There were several threads weaving through the life of Benjamin Britten: on, more like a hawser than a thread perhaps, was the defence of his being homosexual; this ran parallel to the theme of innocence betrayed. Probably this had something to do with some event in his early life that haunted him for the rest of his days. These two threads merged in his choice of opera plots; Peter Grimes, Albert Herring, The Rape of Lucretia, The Little Sweep, Billy Budd, The Turn of the Screw, Owen Wingrave, and the last one, Death in Venice, recently seen in London and at the Aldeburgh Festival.

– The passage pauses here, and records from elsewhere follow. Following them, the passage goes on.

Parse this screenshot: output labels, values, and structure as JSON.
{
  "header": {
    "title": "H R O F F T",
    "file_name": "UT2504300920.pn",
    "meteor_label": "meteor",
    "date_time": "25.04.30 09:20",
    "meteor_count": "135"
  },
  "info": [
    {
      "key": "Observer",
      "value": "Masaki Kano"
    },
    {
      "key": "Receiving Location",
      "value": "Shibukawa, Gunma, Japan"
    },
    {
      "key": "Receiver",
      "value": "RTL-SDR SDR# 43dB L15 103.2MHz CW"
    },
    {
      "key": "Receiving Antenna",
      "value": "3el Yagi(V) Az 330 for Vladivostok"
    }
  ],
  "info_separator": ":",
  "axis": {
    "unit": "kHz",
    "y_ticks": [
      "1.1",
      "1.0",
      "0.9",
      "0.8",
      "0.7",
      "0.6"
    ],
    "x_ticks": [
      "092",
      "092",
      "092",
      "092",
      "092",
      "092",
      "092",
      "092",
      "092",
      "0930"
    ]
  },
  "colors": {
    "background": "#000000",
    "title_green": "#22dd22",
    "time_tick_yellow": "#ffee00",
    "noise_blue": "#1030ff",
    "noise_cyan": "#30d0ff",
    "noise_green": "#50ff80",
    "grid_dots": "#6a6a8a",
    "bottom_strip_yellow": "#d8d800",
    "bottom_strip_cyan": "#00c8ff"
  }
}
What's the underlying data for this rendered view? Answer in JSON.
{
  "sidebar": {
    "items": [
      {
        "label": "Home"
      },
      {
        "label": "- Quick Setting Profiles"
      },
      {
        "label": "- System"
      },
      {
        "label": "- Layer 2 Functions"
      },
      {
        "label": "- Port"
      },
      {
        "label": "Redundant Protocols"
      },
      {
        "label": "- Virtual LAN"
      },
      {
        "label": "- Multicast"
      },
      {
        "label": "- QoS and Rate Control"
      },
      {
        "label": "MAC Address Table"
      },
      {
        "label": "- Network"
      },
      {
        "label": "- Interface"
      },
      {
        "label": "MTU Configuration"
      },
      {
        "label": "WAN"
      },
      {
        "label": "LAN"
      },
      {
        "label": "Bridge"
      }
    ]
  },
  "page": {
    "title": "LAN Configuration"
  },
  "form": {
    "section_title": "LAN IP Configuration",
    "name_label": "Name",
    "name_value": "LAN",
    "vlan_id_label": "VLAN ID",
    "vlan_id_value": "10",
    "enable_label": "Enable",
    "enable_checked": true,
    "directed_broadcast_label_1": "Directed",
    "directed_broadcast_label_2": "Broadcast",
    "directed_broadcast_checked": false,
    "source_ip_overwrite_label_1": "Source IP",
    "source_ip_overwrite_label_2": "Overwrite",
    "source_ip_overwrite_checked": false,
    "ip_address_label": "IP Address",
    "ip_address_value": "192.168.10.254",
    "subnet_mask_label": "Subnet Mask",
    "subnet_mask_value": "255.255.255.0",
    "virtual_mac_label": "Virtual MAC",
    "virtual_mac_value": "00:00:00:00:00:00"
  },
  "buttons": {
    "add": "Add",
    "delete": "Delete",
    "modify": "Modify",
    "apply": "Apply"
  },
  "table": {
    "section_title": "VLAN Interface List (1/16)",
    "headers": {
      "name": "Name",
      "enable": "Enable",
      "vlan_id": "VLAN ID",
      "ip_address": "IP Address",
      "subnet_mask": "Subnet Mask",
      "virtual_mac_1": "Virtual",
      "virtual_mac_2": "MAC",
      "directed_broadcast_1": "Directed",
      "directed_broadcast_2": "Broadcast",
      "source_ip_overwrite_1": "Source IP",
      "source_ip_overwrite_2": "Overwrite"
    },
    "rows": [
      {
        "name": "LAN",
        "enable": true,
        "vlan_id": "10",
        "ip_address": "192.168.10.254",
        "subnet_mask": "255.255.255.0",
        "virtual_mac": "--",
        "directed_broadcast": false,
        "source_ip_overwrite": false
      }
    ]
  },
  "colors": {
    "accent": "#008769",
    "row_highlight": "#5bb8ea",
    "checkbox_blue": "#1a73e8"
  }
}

The thirties were a difficult time for a middle-class dentist's sone in a seaside town to realise that he was not as other men were, that he was subject to 'desires that dare not speak their name'. BB's extraordinary and precocious musical ability served as a defence against his sexual inclination, likewise his urge to win at games, a 'look at me, Mum'. The same thing accounts for his chumming up with the royals, marrying off his surrogate father's daughter to an Earl (Marian Stein to George Harewood).
Another strong thread was his composing work after work for his longtime partner the tenor, Peter Pears. Most of the operas, song-cycles, canticles, cantatas, a score of scores. I think that Ben knew that his insistence on finishing Death in Venice before submitting to a heart operation was dicing with death (in Suffolk 1976). And, by the time of composing that last opera (with a massive central part for Pears), the battle for homosexuality had been won. Gone the anxious days when the bourgeois Suffolk man was summoned to Scotland Yard for questioning and warning.
But there it is, Death in Venice exists, his final act of the defence of the Homosexual Realm, hitched to Thomas Mann's novella of an artist who becomes infatuated with a young boy. The opera is not entirely successful, marred by the passages in which occur the highflown Appolonian glorification of the boy Tadzio and his friends prancing about the Lido. As Blake wrote, "Damn braces, bless relaxes"; in other words, evil is easier to portray than good. Myfanwy Piper's libretto (Britten no doubt conniving) sometimes seems, as my colleague Hilary Finch put it in her Times review , like "research notes for a first year course in philosophy and aesthetics". How many times does the artist Aschenbach utter, "My mind beats on"?
However there is plenty to admire and be moved by in Death in Venice, particularly the orchestral parts, the ingenious as ever orchestration, and episodes like the two visits to the barber's (although the film by Visconti sensibly condenses the two into a single one). Ah yes! The film. Wisely or not, this sixtieth Aldeburgh Festival featured the film as well as the opera. I shall probably be drummed out of the town for writing that, in many ways, the film tells the story better, not so wordy, more condensed.
With time, Alan Oke will probably acquire more authority and gravitas in his portrayal of Aschenbach. Already, he sings the music and puts the words across brilliantly, but he does not suggest an artist distinguished in the eyes of the world. Peter Sidhom has a fine voice and bearing as the malevolent Traveller but the director reduces the shock we should feel at his recurrent appearances by having him change his appearance and clothes on stage. Otherwise, there can be nothing but praise for the Japanese director, Yoshi Oida. The brick walls of Snape Maltings are left bare and we are mostly to imagine Venice, aided by lighting and a five foot screen that shows appropriate film; there is real water, real oars, but no gondola. The prancing and dancing of the boys is well done, but Tadzio's looks are plain, so that one wonders at Aschenbach's desires. Paul Daniel conducted the Britten-Pears Orchestra and the student players did fine things under his direction. Could the ends of both acts have been more pointed? Probably.